Monday, May 31, 2010

Words of Wisdom: Alfred Stevens Part III

In a portrait, it is better to let the sitter take an habitual pose than to strive for effect by an unusual one.

A smile is more difficult to render than tears.

An old woman is easier to paint than a young girl.

The nude is the great difficulty of art, and the man is more difficult to execute than the woman.

The Japanese have made us understand that nothing in nature is to be disdained, and that an ant is as well constructed as a horse.

A commission for a picture is almost corrupting to the artist, since it injures his originality of impulse.

All the masters have painted the Virgin and the Infant Jesus. It is always a mother and her son, and this will be an admirable subject to all eternity.

The masters of all countries and of all ages have practiced portrait painting, which is perhaps the finest of all kinds.

A painter ought sometimes to consult a sculptor, and vice versa.

Do not exert yourself to make too perfect studies from nature.

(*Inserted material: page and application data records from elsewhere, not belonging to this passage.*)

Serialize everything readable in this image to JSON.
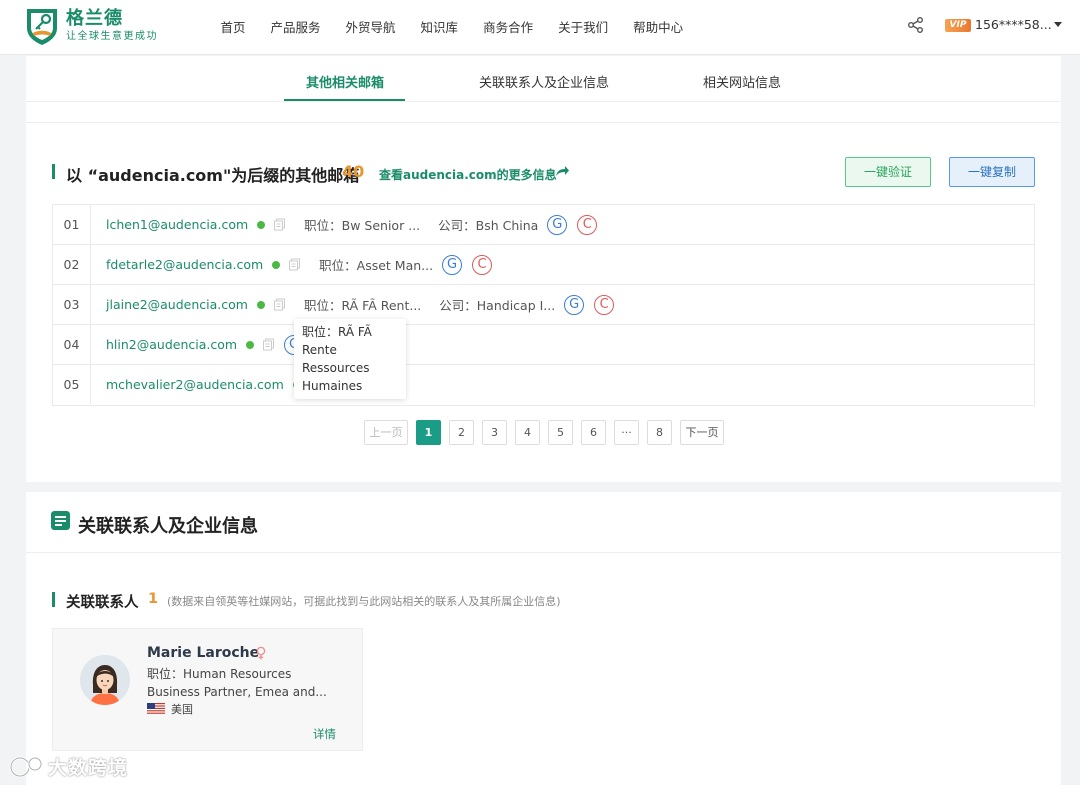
{
  "header": {
    "logo_title": "格兰德",
    "logo_slogan": "让全球生意更成功",
    "nav": [
      "首页",
      "产品服务",
      "外贸导航",
      "知识库",
      "商务合作",
      "关于我们",
      "帮助中心"
    ],
    "vip_label": "VIP",
    "user_phone": "156****58..."
  },
  "tabs": {
    "items": [
      "其他相关邮箱",
      "关联联系人及企业信息",
      "相关网站信息"
    ],
    "active": 0
  },
  "emails_section": {
    "title": "以 “audencia.com\"为后缀的其他邮箱",
    "count": "40",
    "more_link": "查看audencia.com的更多信息",
    "verify_button": "一键验证",
    "copy_button": "一键复制",
    "rows": [
      {
        "no": "01",
        "email": "lchen1@audencia.com",
        "position": "职位：Bw Senior ...",
        "company": "公司：Bsh China"
      },
      {
        "no": "02",
        "email": "fdetarle2@audencia.com",
        "position": "职位：Asset Man...",
        "company": ""
      },
      {
        "no": "03",
        "email": "jlaine2@audencia.com",
        "position": "职位：RÃ FÃ Rent...",
        "company": "公司：Handicap I..."
      },
      {
        "no": "04",
        "email": "hlin2@audencia.com",
        "position": "",
        "company": ""
      },
      {
        "no": "05",
        "email": "mchevalier2@audencia.com",
        "position": "",
        "company": ""
      }
    ],
    "badge_g": "G",
    "badge_c": "C",
    "tooltip": "职位：RÃ FÃ Rente Ressources Humaines",
    "pagination": {
      "prev": "上一页",
      "pages": [
        "1",
        "2",
        "3",
        "4",
        "5",
        "6",
        "···",
        "8"
      ],
      "next": "下一页",
      "current": "1"
    }
  },
  "related_section": {
    "title": "关联联系人及企业信息",
    "sub_title": "关联联系人",
    "count": "1",
    "note": "(数据来自领英等社媒网站，可据此找到与此网站相关的联系人及其所属企业信息)",
    "contact": {
      "name": "Marie Laroche",
      "position": "职位：Human Resources Business Partner, Emea and...",
      "country": "美国",
      "detail": "详情"
    }
  },
  "watermark": "大数跨境",
  "colors": {
    "brand": "#1b8c6a",
    "accent": "#e8962f",
    "online": "#4cb944",
    "g_badge": "#3a7fd5",
    "c_badge": "#e05a5a"
  }
}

A study should be an exercise without pretension.

I do not like a model who never moves.

To paint a good portrait, it is indispensable to enter into the spirit and the character of the model, and compel one's self to depict him not only by exactly reproducing his features, but more particularly by interpreting his mind.

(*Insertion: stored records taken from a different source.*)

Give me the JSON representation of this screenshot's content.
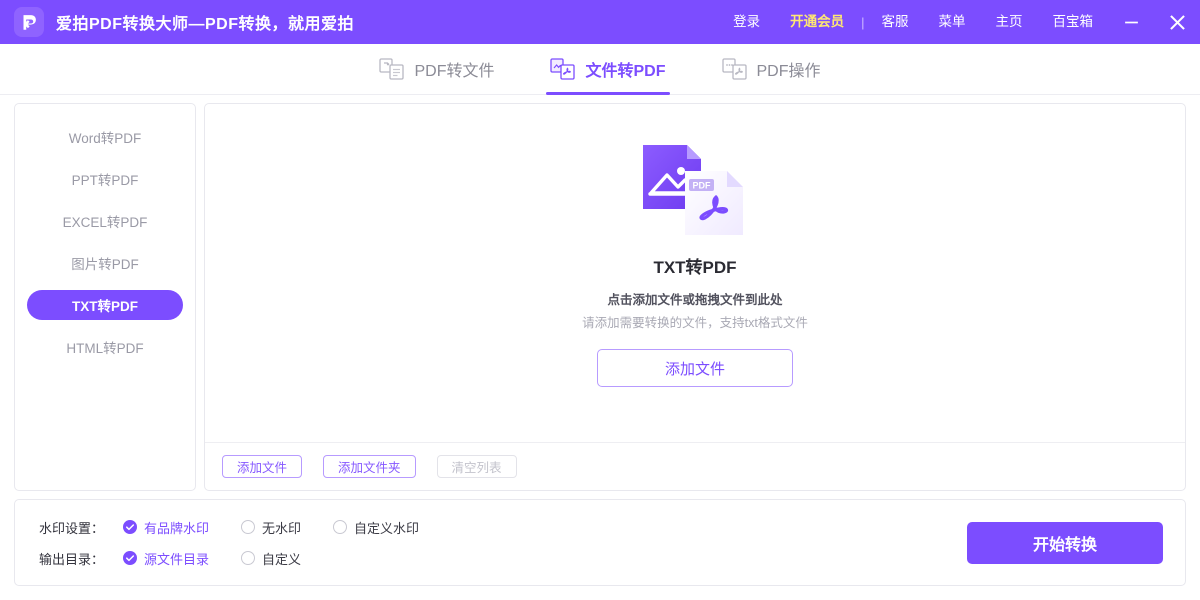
{
  "header": {
    "logo_icon": "app-logo-p-arrow",
    "title": "爱拍PDF转换大师—PDF转换，就用爱拍",
    "brand_color": "#7c4dff",
    "vip_color": "#ffe873",
    "links": [
      {
        "label": "登录",
        "name": "login",
        "style": "normal"
      },
      {
        "label": "开通会员",
        "name": "open-vip",
        "style": "vip"
      },
      {
        "label": "客服",
        "name": "customer-service",
        "style": "normal"
      },
      {
        "label": "菜单",
        "name": "menu",
        "style": "normal"
      },
      {
        "label": "主页",
        "name": "home",
        "style": "normal"
      },
      {
        "label": "百宝箱",
        "name": "toolbox",
        "style": "normal"
      }
    ],
    "separator": "|",
    "minimize_icon": "minimize-icon",
    "close_icon": "close-icon"
  },
  "tabs": [
    {
      "label": "PDF转文件",
      "name": "pdf-to-file",
      "active": false
    },
    {
      "label": "文件转PDF",
      "name": "file-to-pdf",
      "active": true
    },
    {
      "label": "PDF操作",
      "name": "pdf-operations",
      "active": false
    }
  ],
  "sidebar": {
    "items": [
      {
        "label": "Word转PDF",
        "name": "word-to-pdf",
        "active": false
      },
      {
        "label": "PPT转PDF",
        "name": "ppt-to-pdf",
        "active": false
      },
      {
        "label": "EXCEL转PDF",
        "name": "excel-to-pdf",
        "active": false
      },
      {
        "label": "图片转PDF",
        "name": "image-to-pdf",
        "active": false
      },
      {
        "label": "TXT转PDF",
        "name": "txt-to-pdf",
        "active": true
      },
      {
        "label": "HTML转PDF",
        "name": "html-to-pdf",
        "active": false
      }
    ]
  },
  "drop_area": {
    "illustration_icon": "image-to-pdf-illustration",
    "title": "TXT转PDF",
    "subtitle": "点击添加文件或拖拽文件到此处",
    "hint": "请添加需要转换的文件，支持txt格式文件",
    "add_button": "添加文件"
  },
  "main_footer": {
    "buttons": [
      {
        "label": "添加文件",
        "name": "add-file",
        "disabled": false
      },
      {
        "label": "添加文件夹",
        "name": "add-folder",
        "disabled": false
      },
      {
        "label": "清空列表",
        "name": "clear-list",
        "disabled": true
      }
    ]
  },
  "settings": {
    "watermark": {
      "label": "水印设置：",
      "options": [
        {
          "label": "有品牌水印",
          "name": "brand-watermark",
          "checked": true
        },
        {
          "label": "无水印",
          "name": "no-watermark",
          "checked": false
        },
        {
          "label": "自定义水印",
          "name": "custom-watermark",
          "checked": false
        }
      ]
    },
    "output": {
      "label": "输出目录：",
      "options": [
        {
          "label": "源文件目录",
          "name": "source-dir",
          "checked": true
        },
        {
          "label": "自定义",
          "name": "custom-dir",
          "checked": false
        }
      ]
    },
    "start_button": "开始转换"
  }
}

Painting is nature seen through the prism of an emotion.

It is easier to do a head in several hours than in several days.

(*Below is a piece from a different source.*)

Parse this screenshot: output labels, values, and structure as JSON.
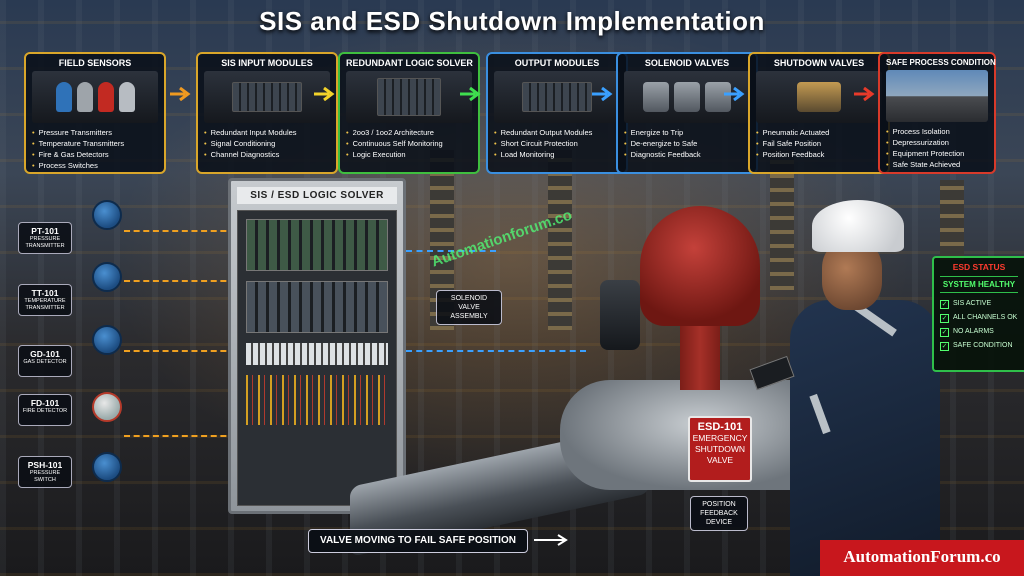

A student should avoid beautifying his model; he ought rather to exaggerate it in order not to detract from its character.

Painting executed in the open air gains in the studio.

It is always dangerous to paint a portrait for nothing, for the person who has sat for it never defends it when it is criticised.

The religion of art abandons most often the painter too much flattered, too much petted, too happy.

Thursday, May 27, 2010

Random Inspiration: Richard E. Miller Part II

Miller was born March 22nd, 1875 in the "Gateway City," St. Louis, Missouri. In the short time between 1803, when the city was acquired by the United States during the Louisiana Purchase, and Miller's birth, St. Louis had become one of the most important cities in the country, providing one of the largest trade ports in the nation, and offering the jumping-off point for all of America's western expansion. With the industrialization of St. Louis, came prosperity to the city, and soon after, increased educational and cultural opportunities. Miller's father, a civil engineer, enjoyed the offerings of his metropolitan area, and often brought his family to the Saint Louis Symphony Orchestra and the city's Museum of Fine Arts at Washington University. With this early introduction to the arts, Richard Miller's course was set.

Despite his father later balking at the teen-aged Miller's idea of becoming a professional artist, it seems that his family was very supportive of Richard's artistic pursuits. By the age of 12, he was making pastel and watercolor portraits of his family members, and by the time he was in high school, he was working as a "brush-boy" for local portrait artist, George Eichbaum. When it came time for Miller to begin his formal training, and his father tried to dissuade him from studying art, Miller pointed to his neighbor's example, who, at only one year Miller's senior, was working by day as a lithographer and taking night courses at the St. Louis School of Fine Arts. Miller is purported to have said, "If Oscar Berninghaus can do it, I can too."¹ (Berninghaus later gained fame as a member of the Taos Society of Artists in New Mexico). In 1891, Miller enrolled in the School of Fine Arts' night classes while working days in his father's office: the following year he became a full-time student while also working as a clerk at the American Art Company.